Giustino ütles ...

I think you're slamming America too much, and I'm not sure what you're offering as a better example.

Every country can be "slammed." But I am not "slamming America," I am describing my response to America. My own little culture shock. I am describing what it feels like to be left with a pile of plastic rubbish after you eat. It doesn't feel pleasant. Nor does turning on a TV set to watch people scream at each other for hours on end. Of course people can watch them. I don't have to. After these quick jolts of American life, I quickly relearned not to watch those TV channels and not to try buying food from certain stores. I was just a bit rusty, that's all. It's all in the mind.

Giustino ütles ...

As for healthcare, that's just a principle -- one of the few I have, I think. I think it's morally wrong to deny someone care, or extort money from them for care. The mentality that it's somehow ok not to insure people is foreign to me. I see a population as a resource. If a country wishes to be more productive, they would take care of that resource. That goes for all countries, not just ones who have made healthcare a right.

Lingüista ütles ...

Giustino, I agree with you that it is morally wrong to leave people without health care, or without being able to afford the health care that there is. But I'm not sure about what the best system is -- as Justin said above, year-long waiting lists are not common in America, but apparently in Estonia they are (and also here in the Netherlands, depending on the kind of operation you need).

Now, I'm not running down state-driven healthcare systems -- hell, the standard of life and the level of health here in the Netherlands are quite high.
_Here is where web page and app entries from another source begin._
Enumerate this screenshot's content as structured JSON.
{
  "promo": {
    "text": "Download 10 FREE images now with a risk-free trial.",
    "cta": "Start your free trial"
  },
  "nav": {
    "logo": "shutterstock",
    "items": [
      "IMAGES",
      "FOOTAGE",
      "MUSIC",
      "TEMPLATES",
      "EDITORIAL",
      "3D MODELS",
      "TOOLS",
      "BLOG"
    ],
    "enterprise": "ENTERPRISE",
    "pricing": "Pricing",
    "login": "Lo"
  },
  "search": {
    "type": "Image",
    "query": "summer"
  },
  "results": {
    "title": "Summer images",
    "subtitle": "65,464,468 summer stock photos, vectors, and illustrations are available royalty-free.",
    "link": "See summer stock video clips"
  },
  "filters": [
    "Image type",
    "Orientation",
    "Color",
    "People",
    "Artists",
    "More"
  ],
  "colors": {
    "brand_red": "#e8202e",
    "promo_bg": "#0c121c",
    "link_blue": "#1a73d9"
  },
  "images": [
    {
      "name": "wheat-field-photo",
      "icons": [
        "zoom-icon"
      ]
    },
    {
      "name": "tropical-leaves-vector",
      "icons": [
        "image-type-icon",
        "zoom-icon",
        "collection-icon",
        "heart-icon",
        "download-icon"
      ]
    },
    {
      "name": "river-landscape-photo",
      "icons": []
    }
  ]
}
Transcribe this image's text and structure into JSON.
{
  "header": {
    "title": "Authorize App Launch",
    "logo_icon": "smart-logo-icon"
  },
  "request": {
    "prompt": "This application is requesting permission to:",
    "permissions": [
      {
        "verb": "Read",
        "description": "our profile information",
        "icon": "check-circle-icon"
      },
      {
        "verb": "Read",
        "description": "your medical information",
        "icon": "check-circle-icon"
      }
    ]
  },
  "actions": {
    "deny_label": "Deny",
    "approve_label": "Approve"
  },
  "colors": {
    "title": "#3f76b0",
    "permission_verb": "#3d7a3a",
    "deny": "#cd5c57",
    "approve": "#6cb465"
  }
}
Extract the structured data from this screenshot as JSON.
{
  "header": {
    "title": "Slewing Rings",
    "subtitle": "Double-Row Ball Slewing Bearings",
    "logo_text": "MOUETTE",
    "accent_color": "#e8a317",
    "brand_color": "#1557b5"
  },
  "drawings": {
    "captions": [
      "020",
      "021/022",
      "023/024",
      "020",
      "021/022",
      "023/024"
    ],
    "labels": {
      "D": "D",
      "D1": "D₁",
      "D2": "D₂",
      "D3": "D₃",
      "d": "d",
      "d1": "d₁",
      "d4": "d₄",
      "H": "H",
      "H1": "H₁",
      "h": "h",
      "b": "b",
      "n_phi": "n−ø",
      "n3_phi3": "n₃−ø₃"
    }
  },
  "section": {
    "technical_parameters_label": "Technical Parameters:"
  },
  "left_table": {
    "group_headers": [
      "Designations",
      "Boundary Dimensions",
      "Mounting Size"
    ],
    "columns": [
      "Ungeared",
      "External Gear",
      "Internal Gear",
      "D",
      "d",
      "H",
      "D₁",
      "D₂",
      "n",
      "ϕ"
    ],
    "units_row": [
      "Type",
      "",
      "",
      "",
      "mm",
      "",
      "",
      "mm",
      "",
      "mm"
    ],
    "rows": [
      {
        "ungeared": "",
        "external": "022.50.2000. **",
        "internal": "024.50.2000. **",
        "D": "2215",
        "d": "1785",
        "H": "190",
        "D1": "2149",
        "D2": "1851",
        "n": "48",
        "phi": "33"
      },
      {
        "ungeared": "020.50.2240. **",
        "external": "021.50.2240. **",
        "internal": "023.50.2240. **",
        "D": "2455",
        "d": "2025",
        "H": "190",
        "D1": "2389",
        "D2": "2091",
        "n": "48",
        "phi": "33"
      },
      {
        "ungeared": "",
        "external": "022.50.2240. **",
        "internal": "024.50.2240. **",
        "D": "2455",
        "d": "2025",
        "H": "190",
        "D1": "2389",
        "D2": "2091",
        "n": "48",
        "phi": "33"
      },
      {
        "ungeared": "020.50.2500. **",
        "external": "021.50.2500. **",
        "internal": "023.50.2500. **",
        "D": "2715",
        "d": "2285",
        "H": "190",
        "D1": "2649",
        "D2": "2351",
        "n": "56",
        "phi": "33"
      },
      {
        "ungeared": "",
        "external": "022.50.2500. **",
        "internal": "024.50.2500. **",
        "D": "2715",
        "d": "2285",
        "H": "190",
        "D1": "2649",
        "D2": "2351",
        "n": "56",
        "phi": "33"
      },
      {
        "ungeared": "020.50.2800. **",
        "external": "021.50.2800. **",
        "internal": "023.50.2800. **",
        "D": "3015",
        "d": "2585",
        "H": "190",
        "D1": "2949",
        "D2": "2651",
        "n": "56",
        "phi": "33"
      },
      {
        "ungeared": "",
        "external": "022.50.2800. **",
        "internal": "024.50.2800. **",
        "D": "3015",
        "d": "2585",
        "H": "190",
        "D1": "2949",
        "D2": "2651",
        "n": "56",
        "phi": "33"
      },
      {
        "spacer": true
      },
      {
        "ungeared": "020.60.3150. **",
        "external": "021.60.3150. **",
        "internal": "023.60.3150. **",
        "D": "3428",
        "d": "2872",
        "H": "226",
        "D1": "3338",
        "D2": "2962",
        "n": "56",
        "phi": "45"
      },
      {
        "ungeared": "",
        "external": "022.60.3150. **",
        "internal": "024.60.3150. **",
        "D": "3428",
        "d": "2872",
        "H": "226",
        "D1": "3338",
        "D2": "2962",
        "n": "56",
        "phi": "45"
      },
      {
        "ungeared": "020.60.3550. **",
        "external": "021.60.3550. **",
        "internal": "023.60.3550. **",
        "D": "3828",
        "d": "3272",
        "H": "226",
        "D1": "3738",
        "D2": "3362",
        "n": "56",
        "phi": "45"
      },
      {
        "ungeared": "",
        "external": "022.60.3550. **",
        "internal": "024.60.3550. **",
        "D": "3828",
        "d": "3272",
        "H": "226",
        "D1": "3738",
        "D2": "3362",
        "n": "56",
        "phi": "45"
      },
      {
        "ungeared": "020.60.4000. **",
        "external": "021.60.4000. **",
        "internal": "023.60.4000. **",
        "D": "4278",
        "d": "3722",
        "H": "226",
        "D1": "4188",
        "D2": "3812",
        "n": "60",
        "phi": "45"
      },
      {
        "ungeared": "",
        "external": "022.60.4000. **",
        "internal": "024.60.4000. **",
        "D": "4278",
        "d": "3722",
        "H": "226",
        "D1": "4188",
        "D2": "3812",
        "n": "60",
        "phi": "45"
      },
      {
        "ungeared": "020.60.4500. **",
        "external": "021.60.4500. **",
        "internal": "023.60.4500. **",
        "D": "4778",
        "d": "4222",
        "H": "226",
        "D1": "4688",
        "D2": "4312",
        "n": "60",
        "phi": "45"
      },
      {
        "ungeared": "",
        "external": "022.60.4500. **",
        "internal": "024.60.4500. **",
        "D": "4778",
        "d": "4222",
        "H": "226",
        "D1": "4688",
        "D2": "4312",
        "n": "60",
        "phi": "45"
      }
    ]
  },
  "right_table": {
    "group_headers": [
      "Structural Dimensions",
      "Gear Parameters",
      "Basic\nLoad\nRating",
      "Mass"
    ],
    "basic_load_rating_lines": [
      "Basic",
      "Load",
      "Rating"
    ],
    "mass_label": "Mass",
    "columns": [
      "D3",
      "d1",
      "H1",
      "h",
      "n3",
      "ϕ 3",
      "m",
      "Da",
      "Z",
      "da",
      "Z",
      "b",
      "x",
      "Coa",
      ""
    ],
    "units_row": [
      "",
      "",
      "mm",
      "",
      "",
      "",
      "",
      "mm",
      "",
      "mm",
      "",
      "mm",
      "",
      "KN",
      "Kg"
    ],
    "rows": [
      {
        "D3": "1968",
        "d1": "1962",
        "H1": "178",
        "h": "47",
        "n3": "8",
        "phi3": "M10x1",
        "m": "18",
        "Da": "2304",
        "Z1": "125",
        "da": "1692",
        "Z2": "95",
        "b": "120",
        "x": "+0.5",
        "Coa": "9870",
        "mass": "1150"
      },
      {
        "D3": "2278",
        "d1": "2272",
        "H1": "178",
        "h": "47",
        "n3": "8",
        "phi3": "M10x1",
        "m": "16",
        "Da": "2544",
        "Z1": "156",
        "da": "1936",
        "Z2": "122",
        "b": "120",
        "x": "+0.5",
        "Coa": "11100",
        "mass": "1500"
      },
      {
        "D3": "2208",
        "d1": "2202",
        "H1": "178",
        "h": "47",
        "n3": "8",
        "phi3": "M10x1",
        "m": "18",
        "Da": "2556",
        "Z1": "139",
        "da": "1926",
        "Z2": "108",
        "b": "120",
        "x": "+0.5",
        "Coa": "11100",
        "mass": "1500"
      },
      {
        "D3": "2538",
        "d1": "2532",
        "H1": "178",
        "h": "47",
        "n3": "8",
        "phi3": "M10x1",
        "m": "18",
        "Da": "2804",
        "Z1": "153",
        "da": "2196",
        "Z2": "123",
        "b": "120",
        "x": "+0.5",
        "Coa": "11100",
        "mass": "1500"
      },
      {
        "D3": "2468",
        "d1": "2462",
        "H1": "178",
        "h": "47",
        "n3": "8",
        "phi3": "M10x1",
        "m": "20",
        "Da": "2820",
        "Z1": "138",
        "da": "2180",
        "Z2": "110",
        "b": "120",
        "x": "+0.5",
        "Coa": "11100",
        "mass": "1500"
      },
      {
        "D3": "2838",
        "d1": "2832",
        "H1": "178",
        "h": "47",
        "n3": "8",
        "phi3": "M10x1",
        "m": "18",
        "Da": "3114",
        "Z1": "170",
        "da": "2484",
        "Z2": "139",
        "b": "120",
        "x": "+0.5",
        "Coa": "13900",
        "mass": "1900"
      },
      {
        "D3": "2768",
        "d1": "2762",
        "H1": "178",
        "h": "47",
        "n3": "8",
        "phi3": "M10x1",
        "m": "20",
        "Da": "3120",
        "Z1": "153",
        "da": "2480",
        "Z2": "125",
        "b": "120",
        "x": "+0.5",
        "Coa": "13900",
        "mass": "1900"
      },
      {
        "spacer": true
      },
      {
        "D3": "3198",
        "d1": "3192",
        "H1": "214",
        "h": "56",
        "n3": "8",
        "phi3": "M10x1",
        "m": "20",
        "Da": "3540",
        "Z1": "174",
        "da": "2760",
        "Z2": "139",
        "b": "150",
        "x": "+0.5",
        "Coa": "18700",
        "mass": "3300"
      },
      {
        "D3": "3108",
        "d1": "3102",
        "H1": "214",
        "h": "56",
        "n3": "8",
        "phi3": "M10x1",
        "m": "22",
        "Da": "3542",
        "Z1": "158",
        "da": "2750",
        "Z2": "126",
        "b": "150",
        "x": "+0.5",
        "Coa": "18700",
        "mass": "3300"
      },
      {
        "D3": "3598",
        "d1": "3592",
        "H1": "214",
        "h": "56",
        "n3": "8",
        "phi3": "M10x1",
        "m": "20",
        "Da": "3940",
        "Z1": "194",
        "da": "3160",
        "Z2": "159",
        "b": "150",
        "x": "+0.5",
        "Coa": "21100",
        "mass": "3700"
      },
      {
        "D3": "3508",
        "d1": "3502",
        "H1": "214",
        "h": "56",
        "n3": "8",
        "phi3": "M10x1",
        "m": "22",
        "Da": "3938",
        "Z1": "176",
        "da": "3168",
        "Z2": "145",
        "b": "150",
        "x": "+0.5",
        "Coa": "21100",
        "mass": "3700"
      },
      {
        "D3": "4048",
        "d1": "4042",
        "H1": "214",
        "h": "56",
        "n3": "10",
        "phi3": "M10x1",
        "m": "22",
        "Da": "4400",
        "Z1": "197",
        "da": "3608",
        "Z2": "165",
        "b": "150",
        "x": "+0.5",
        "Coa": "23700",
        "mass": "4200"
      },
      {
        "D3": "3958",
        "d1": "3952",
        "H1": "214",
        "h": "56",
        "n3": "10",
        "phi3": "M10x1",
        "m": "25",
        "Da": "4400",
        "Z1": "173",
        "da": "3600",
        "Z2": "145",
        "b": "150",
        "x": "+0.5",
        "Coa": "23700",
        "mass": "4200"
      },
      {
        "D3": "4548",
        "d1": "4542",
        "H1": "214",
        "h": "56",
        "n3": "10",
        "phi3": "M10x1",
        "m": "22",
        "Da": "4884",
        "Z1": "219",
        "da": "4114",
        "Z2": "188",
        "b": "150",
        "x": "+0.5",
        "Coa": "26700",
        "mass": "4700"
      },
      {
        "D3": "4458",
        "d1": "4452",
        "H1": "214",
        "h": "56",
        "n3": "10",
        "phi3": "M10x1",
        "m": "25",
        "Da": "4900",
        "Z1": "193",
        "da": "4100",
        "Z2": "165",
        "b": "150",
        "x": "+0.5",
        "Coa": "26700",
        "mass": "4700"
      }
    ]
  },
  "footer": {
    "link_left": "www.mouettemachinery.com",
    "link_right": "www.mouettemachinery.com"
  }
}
But such systems, because they often become huge and are harder to even understand in all detail for those bureaucrats who have to run it, may end up becoming onerous and/or inefficient.

So I'm not sure that, for America for instance, a big, Dutch-style healthcare system is the best answer.

But anyway--I agree with you, in America you simply learn there are some channels you don't watch if you don't want to end up fuming and angrily walking around the house. (Maybe it's better to watch The Daily Show poking fun at Fox News -- that usually makes it more palatable...)

Kristopher ütles ...

"I've never heard of year-long wait times under the US healthcare system."

Our child was bitten in the eye area by a dog and we took him to an ER in the US on a Monday night in a town of 40,000. We just left after a couple hours. But it felt like a year.

Sure, eye injuries often look worse than they are. But it was odd to see how a guy talking about how his low blood sugar was acting up got to go in ahead. I don't know how triage works, but it was odd.

As to why waiting times for Estonian doctors are long, aren't the reasons related to the underlying problem -- globalization, a vital service being subjected to rules of capitalism, etc. If Estonia wasn't so whipped by the need to meet international criteria, there would be money to pay local doctors.

Justin ütles ...

Kristopher: Did the few hours make a difference in terms of your child's outcome? In other words, is he fully healed or was that wait detrimental to his long-term health?

My guess is, the few hours didn't make a difference in his outcome. If it did, you could have sued for damages and likely won.

I can certainly understand it's agonizing to watch your child in pain for even a minute, but overall it seems the system worked if you look at outcomes.

Martasmimi ütles ...

Justin ütles...

For just one hopeful moment I thought that this very realistic overview of our country was written by my son.
I thought you were him writing from the prospective of all he was brought up and enducated to be.
Could you be the real Justin?

Whoever you are this was a terrific comment, one that gives me hope that there are other clear thinkers out there in Eestimaa

Thanks, Justin

1:16 PM